Strategy in a Changing World

This information is for the 2015/16 session.

Teacher responsible

Prof Michael Cox COL2.05A


This course is available on the MSc in International Strategy and Diplomacy. This course is not available as an outside option.

Course content

This course examines five different perspectives on strategy: the need for a new approach to strategy; the interplay between old and new strategic actors; strategic trends - economic, social, political and military; the evolving strategic international environment and the changing role of institutions; and the nature of strategic decisions.


8 hours of lectures and 2 hours of seminars in the MT.

Formative coursework

One 2,000 word formative essay with a pre-arranged title due in the LT. Feedback will involve a meeting with each student to discuss their formative essay. In the process, we will aim to ensure that students are able to: - Critically evaluate different kinds of evidence; - Assess the strengths and weaknesses of competing explanatory paradigms; - Formulate arguments in a coherent and balanced fashion.

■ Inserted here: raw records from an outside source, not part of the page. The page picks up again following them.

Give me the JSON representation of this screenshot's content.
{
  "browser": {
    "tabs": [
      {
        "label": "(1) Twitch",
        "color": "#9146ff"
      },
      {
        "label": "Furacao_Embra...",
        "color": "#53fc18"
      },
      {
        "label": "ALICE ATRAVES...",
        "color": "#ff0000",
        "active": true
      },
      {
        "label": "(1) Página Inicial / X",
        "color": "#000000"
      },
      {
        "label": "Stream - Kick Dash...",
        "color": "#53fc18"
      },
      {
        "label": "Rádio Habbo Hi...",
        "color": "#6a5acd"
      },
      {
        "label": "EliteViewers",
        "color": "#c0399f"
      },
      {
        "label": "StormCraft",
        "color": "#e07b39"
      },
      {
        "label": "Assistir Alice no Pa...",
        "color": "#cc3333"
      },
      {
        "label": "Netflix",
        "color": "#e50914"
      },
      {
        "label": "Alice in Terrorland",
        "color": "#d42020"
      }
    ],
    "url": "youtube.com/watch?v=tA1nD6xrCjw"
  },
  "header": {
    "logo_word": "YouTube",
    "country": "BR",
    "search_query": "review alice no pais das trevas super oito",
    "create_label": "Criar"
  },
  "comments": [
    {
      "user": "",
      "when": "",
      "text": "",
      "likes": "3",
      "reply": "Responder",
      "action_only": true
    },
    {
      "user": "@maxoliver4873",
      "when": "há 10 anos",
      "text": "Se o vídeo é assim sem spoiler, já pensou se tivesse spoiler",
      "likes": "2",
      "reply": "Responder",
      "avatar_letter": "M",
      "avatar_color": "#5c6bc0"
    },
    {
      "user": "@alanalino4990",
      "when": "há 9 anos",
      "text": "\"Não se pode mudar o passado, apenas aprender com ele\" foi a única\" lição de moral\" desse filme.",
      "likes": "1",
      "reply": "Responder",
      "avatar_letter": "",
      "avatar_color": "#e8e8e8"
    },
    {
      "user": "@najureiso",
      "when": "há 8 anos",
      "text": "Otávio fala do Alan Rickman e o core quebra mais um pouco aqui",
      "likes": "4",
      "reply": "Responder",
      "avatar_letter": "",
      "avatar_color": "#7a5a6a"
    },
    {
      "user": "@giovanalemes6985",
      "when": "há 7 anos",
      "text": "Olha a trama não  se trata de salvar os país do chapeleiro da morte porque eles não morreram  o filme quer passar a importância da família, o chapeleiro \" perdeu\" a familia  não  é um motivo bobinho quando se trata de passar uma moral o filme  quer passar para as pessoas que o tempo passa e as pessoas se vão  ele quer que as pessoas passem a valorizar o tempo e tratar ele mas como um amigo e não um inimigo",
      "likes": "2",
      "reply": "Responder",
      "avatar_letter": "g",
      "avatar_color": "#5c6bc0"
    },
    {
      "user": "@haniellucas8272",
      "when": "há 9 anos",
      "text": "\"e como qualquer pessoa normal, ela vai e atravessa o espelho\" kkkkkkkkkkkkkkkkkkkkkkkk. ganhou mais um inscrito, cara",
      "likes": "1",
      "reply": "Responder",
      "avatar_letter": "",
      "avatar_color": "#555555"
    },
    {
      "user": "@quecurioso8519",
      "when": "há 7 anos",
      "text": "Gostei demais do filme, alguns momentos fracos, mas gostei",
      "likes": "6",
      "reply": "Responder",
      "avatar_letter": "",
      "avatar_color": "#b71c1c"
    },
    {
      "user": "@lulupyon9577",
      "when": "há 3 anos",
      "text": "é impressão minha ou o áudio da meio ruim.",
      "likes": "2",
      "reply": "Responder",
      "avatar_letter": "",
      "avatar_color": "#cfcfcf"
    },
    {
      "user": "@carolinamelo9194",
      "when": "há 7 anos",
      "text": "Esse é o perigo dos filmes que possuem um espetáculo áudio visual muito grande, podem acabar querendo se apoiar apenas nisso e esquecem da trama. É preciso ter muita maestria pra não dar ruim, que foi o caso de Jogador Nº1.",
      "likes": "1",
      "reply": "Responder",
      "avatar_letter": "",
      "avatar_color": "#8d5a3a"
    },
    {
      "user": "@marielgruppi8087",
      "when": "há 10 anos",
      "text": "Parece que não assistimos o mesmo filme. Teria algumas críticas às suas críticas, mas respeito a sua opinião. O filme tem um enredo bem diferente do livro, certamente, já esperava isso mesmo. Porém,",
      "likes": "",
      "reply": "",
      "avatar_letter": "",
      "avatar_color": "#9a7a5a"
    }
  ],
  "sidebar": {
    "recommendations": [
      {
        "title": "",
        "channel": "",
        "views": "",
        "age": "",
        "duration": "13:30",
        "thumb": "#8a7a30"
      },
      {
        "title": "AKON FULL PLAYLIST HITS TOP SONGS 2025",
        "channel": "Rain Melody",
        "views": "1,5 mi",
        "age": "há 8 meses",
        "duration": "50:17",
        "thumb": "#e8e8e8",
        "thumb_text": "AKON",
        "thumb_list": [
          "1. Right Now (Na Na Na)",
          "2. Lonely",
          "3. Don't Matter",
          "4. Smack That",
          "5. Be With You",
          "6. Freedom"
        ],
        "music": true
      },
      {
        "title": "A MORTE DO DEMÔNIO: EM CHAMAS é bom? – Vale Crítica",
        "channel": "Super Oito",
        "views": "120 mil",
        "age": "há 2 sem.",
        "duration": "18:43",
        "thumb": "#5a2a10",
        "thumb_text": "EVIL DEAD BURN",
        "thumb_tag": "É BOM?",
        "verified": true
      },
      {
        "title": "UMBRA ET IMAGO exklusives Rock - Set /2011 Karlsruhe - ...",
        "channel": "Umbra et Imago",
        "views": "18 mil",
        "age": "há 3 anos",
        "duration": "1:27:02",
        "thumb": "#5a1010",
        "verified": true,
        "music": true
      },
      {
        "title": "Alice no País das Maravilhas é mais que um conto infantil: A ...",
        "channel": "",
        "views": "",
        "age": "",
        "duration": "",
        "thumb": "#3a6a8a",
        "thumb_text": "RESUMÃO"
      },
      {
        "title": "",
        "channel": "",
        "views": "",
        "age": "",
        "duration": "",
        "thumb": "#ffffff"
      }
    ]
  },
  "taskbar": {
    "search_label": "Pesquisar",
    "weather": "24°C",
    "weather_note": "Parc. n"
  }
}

Indicative reading

1. Michael Howard, The Lessons of History, 1992

2. Richard E. Neustadt and Ernest R. May, Thinking in Time: The Uses of History for Decision Makers (Richard Elliott, 1986)

3. Sydney Finkelstein, Jo Whitehead and Andrew Campbell, Think Again: why good leaders make bad decisions and how to keep it from happening to you.

4. Paul Kennedy ed., Grand Strategies in War and Peace, 1991

5. Williamson Murray, MacGregor Knox and Alvin Bernstein, eds, The Making of Strategy: Rulers, States and War, 1994

6. Michael I. Handel, Masters of War: Classical Strategic Thought, 3rd ed, 2001

7. Arther Ferrill, ‘The Grand Strategy of the Roman Empire’, in Paul Kennedy ed, Grand Strategies in War and Peace, 1991, Chapter 5, pp 71-85)

8. Edward Luttwak, The Grand Strategy of the Byzantine Empire, (2009)

9. Dominic Lieven, Russia Against Napoleon—The Battle for Europe, 1807 to 1814, 2009

10. Gordon S. Barrass, The Great Cold War: A Journey Through the Hall of Mirrors, 2009

11. Michael Cox, John Ikenberry and Takashi Inoguchi (eds.), American democracy promotion: impulses, strategies, and impacts, (2000)

12. Katzenstein, Peter 'National security in a changing world' in Katzenstein P (ed) The Culture of National Security, 1996

13. Royal College of Defence Studies, Thinking Strategically, Oct. 2010 , pp 1-55 (online).

14. Christopher Coker, War in an Age of Risk, (2009).

15. Richard Rumelt, Good Strategy, Bad Strategy—The Difference and Why it Matters, 2011


Essay (100%, 4000 words).

Student performance results

(2011/12 - 2013/14 combined)

Classification % of students
Distinction 14.3
Merit 66.2
Pass 19.5
Fail 0

Key facts

Department: International Relations

Total students 2014/15: 27

Average class size 2014/15: Unavailable

Controlled access 2014/15: No

Value: One Unit

Guidelines for interpreting course guide information